___ Provided information ___
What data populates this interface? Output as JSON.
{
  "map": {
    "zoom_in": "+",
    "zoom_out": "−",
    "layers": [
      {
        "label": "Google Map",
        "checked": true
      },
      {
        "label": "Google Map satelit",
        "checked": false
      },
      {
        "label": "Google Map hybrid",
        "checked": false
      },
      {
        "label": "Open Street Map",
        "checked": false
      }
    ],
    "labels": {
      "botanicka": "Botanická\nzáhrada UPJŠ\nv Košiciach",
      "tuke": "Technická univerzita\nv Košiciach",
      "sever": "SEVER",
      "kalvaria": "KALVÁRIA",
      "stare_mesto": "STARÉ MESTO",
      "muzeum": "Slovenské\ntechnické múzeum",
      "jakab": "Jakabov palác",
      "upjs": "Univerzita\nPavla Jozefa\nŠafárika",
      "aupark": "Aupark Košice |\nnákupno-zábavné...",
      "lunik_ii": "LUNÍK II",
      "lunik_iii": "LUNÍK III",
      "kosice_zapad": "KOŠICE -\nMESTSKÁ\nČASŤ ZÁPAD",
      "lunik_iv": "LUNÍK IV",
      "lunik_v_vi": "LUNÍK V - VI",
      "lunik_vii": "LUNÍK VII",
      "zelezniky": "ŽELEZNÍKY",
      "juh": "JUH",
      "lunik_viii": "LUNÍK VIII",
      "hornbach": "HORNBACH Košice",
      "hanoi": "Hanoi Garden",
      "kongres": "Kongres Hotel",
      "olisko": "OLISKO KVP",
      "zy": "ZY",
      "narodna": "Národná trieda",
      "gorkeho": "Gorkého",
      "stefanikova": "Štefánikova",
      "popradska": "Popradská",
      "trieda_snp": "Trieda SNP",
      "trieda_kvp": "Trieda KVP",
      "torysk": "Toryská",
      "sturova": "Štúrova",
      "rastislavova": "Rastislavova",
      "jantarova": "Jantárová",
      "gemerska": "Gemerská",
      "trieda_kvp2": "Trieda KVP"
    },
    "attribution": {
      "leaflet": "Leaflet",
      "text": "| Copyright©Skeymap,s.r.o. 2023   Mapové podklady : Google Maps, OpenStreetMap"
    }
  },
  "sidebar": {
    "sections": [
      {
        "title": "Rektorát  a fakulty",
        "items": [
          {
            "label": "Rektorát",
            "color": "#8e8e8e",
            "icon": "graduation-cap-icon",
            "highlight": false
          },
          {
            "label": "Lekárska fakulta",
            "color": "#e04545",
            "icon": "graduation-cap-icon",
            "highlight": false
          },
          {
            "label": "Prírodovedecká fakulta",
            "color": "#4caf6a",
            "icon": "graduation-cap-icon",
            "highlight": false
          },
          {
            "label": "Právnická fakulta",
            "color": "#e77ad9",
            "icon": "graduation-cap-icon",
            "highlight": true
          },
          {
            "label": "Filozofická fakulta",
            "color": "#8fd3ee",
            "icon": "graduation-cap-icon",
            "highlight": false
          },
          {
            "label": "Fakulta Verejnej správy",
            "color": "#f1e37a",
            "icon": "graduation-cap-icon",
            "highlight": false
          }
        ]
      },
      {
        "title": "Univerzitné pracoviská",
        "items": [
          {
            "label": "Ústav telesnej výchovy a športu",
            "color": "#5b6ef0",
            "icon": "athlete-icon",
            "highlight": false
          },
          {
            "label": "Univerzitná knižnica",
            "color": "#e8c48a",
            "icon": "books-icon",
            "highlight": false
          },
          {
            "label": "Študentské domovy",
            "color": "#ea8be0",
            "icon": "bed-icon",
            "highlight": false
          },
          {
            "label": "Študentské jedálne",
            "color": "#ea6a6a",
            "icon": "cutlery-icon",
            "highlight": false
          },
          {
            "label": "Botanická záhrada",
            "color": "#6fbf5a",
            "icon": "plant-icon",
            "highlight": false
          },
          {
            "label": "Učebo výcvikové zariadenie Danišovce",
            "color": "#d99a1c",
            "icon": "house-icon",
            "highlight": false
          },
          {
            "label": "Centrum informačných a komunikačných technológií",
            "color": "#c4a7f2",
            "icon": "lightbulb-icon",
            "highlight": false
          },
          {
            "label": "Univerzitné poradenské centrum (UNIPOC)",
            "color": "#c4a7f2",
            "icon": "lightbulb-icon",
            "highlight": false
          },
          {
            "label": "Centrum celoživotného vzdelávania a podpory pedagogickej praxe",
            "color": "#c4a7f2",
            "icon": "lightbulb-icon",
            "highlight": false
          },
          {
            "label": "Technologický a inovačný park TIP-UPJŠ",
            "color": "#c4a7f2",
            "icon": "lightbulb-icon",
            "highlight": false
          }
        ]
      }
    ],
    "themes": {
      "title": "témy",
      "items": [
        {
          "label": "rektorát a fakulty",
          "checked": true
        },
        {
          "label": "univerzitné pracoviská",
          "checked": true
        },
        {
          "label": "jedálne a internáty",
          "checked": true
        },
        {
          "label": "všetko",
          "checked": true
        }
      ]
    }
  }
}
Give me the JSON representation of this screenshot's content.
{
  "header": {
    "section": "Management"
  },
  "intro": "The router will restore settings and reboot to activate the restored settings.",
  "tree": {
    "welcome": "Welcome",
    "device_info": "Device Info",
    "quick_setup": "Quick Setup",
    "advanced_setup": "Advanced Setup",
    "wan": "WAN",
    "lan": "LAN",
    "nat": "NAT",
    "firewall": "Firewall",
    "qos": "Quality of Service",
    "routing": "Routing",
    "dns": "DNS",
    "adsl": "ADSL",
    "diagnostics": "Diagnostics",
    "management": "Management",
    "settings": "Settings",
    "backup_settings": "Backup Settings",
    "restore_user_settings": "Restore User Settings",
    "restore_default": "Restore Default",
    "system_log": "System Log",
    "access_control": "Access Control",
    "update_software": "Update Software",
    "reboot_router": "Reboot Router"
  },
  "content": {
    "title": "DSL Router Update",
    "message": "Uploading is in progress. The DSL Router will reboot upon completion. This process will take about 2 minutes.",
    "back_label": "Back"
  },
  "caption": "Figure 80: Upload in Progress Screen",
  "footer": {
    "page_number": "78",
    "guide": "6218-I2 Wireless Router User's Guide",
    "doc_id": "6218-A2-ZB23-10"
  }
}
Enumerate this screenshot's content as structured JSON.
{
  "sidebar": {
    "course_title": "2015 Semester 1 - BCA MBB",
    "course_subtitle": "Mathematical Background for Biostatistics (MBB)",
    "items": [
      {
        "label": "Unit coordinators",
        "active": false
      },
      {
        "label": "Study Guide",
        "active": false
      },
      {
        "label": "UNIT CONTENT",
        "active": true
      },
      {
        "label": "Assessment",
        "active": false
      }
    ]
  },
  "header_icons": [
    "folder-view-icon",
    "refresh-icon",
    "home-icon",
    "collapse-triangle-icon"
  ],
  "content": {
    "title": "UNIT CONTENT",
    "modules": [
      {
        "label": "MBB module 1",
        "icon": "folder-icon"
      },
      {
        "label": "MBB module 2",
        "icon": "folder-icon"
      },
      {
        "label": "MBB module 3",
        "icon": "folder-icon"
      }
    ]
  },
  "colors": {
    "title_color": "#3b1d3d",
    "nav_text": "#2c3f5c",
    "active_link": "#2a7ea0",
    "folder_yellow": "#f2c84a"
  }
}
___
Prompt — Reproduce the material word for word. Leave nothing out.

Solved problem —
What data populates this interface? Output as JSON.
{
  "map": {
    "zoom_in": "+",
    "zoom_out": "−",
    "layers": [
      {
        "label": "Google Map",
        "checked": true
      },
      {
        "label": "Google Map satelit",
        "checked": false
      },
      {
        "label": "Google Map hybrid",
        "checked": false
      },
      {
        "label": "Open Street Map",
        "checked": false
      }
    ],
    "labels": {
      "botanicka": "Botanická\nzáhrada UPJŠ\nv Košiciach",
      "tuke": "Technická univerzita\nv Košiciach",
      "sever": "SEVER",
      "kalvaria": "KALVÁRIA",
      "stare_mesto": "STARÉ MESTO",
      "muzeum": "Slovenské\ntechnické múzeum",
      "jakab": "Jakabov palác",
      "upjs": "Univerzita\nPavla Jozefa\nŠafárika",
      "aupark": "Aupark Košice |\nnákupno-zábavné...",
      "lunik_ii": "LUNÍK II",
      "lunik_iii": "LUNÍK III",
      "kosice_zapad": "KOŠICE -\nMESTSKÁ\nČASŤ ZÁPAD",
      "lunik_iv": "LUNÍK IV",
      "lunik_v_vi": "LUNÍK V - VI",
      "lunik_vii": "LUNÍK VII",
      "zelezniky": "ŽELEZNÍKY",
      "juh": "JUH",
      "lunik_viii": "LUNÍK VIII",
      "hornbach": "HORNBACH Košice",
      "hanoi": "Hanoi Garden",
      "kongres": "Kongres Hotel",
      "olisko": "OLISKO KVP",
      "zy": "ZY",
      "narodna": "Národná trieda",
      "gorkeho": "Gorkého",
      "stefanikova": "Štefánikova",
      "popradska": "Popradská",
      "trieda_snp": "Trieda SNP",
      "trieda_kvp": "Trieda KVP",
      "torysk": "Toryská",
      "sturova": "Štúrova",
      "rastislavova": "Rastislavova",
      "jantarova": "Jantárová",
      "gemerska": "Gemerská",
      "trieda_kvp2": "Trieda KVP"
    },
    "attribution": {
      "leaflet": "Leaflet",
      "text": "| Copyright©Skeymap,s.r.o. 2023   Mapové podklady : Google Maps, OpenStreetMap"
    }
  },
  "sidebar": {
    "sections": [
      {
        "title": "Rektorát  a fakulty",
        "items": [
          {
            "label": "Rektorát",
            "color": "#8e8e8e",
            "icon": "graduation-cap-icon",
            "highlight": false
          },
          {
            "label": "Lekárska fakulta",
            "color": "#e04545",
            "icon": "graduation-cap-icon",
            "highlight": false
          },
          {
            "label": "Prírodovedecká fakulta",
            "color": "#4caf6a",
            "icon": "graduation-cap-icon",
            "highlight": false
          },
          {
            "label": "Právnická fakulta",
            "color": "#e77ad9",
            "icon": "graduation-cap-icon",
            "highlight": true
          },
          {
            "label": "Filozofická fakulta",
            "color": "#8fd3ee",
            "icon": "graduation-cap-icon",
            "highlight": false
          },
          {
            "label": "Fakulta Verejnej správy",
            "color": "#f1e37a",
            "icon": "graduation-cap-icon",
            "highlight": false
          }
        ]
      },
      {
        "title": "Univerzitné pracoviská",
        "items": [
          {
            "label": "Ústav telesnej výchovy a športu",
            "color": "#5b6ef0",
            "icon": "athlete-icon",
            "highlight": false
          },
          {
            "label": "Univerzitná knižnica",
            "color": "#e8c48a",
            "icon": "books-icon",
            "highlight": false
          },
          {
            "label": "Študentské domovy",
            "color": "#ea8be0",
            "icon": "bed-icon",
            "highlight": false
          },
          {
            "label": "Študentské jedálne",
            "color": "#ea6a6a",
            "icon": "cutlery-icon",
            "highlight": false
          },
          {
            "label": "Botanická záhrada",
            "color": "#6fbf5a",
            "icon": "plant-icon",
            "highlight": false
          },
          {
            "label": "Učebo výcvikové zariadenie Danišovce",
            "color": "#d99a1c",
            "icon": "house-icon",
            "highlight": false
          },
          {
            "label": "Centrum informačných a komunikačných technológií",
            "color": "#c4a7f2",
            "icon": "lightbulb-icon",
            "highlight": false
          },
          {
            "label": "Univerzitné poradenské centrum (UNIPOC)",
            "color": "#c4a7f2",
            "icon": "lightbulb-icon",
            "highlight": false
          },
          {
            "label": "Centrum celoživotného vzdelávania a podpory pedagogickej praxe",
            "color": "#c4a7f2",
            "icon": "lightbulb-icon",
            "highlight": false
          },
          {
            "label": "Technologický a inovačný park TIP-UPJŠ",
            "color": "#c4a7f2",
            "icon": "lightbulb-icon",
            "highlight": false
          }
        ]
      }
    ],
    "themes": {
      "title": "témy",
      "items": [
        {
          "label": "rektorát a fakulty",
          "checked": true
        },
        {
          "label": "univerzitné pracoviská",
          "checked": true
        },
        {
          "label": "jedálne a internáty",
          "checked": true
        },
        {
          "label": "všetko",
          "checked": true
        }
      ]
    }
  }
}
Give me the JSON representation of this screenshot's content.
{
  "header": {
    "section": "Management"
  },
  "intro": "The router will restore settings and reboot to activate the restored settings.",
  "tree": {
    "welcome": "Welcome",
    "device_info": "Device Info",
    "quick_setup": "Quick Setup",
    "advanced_setup": "Advanced Setup",
    "wan": "WAN",
    "lan": "LAN",
    "nat": "NAT",
    "firewall": "Firewall",
    "qos": "Quality of Service",
    "routing": "Routing",
    "dns": "DNS",
    "adsl": "ADSL",
    "diagnostics": "Diagnostics",
    "management": "Management",
    "settings": "Settings",
    "backup_settings": "Backup Settings",
    "restore_user_settings": "Restore User Settings",
    "restore_default": "Restore Default",
    "system_log": "System Log",
    "access_control": "Access Control",
    "update_software": "Update Software",
    "reboot_router": "Reboot Router"
  },
  "content": {
    "title": "DSL Router Update",
    "message": "Uploading is in progress. The DSL Router will reboot upon completion. This process will take about 2 minutes.",
    "back_label": "Back"
  },
  "caption": "Figure 80: Upload in Progress Screen",
  "footer": {
    "page_number": "78",
    "guide": "6218-I2 Wireless Router User's Guide",
    "doc_id": "6218-A2-ZB23-10"
  }
}
Enumerate this screenshot's content as structured JSON.
{
  "sidebar": {
    "course_title": "2015 Semester 1 - BCA MBB",
    "course_subtitle": "Mathematical Background for Biostatistics (MBB)",
    "items": [
      {
        "label": "Unit coordinators",
        "active": false
      },
      {
        "label": "Study Guide",
        "active": false
      },
      {
        "label": "UNIT CONTENT",
        "active": true
      },
      {
        "label": "Assessment",
        "active": false
      }
    ]
  },
  "header_icons": [
    "folder-view-icon",
    "refresh-icon",
    "home-icon",
    "collapse-triangle-icon"
  ],
  "content": {
    "title": "UNIT CONTENT",
    "modules": [
      {
        "label": "MBB module 1",
        "icon": "folder-icon"
      },
      {
        "label": "MBB module 2",
        "icon": "folder-icon"
      },
      {
        "label": "MBB module 3",
        "icon": "folder-icon"
      }
    ]
  },
  "colors": {
    "title_color": "#3b1d3d",
    "nav_text": "#2c3f5c",
    "active_link": "#2a7ea0",
    "folder_yellow": "#f2c84a"
  }
}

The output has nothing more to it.